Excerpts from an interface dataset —
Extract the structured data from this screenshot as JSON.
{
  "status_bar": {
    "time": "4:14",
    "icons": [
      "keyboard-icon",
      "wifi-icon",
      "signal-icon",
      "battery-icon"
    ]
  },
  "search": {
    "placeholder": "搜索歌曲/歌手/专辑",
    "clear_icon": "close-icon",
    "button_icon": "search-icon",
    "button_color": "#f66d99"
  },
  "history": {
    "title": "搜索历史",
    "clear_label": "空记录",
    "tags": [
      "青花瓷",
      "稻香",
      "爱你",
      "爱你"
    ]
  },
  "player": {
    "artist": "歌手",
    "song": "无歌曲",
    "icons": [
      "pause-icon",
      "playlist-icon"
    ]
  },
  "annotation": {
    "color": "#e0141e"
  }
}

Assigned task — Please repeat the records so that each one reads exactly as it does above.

Task answer —
Extract the structured data from this screenshot as JSON.
{
  "status_bar": {
    "time": "4:14",
    "icons": [
      "keyboard-icon",
      "wifi-icon",
      "signal-icon",
      "battery-icon"
    ]
  },
  "search": {
    "placeholder": "搜索歌曲/歌手/专辑",
    "clear_icon": "close-icon",
    "button_icon": "search-icon",
    "button_color": "#f66d99"
  },
  "history": {
    "title": "搜索历史",
    "clear_label": "空记录",
    "tags": [
      "青花瓷",
      "稻香",
      "爱你",
      "爱你"
    ]
  },
  "player": {
    "artist": "歌手",
    "song": "无歌曲",
    "icons": [
      "pause-icon",
      "playlist-icon"
    ]
  },
  "annotation": {
    "color": "#e0141e"
  }
}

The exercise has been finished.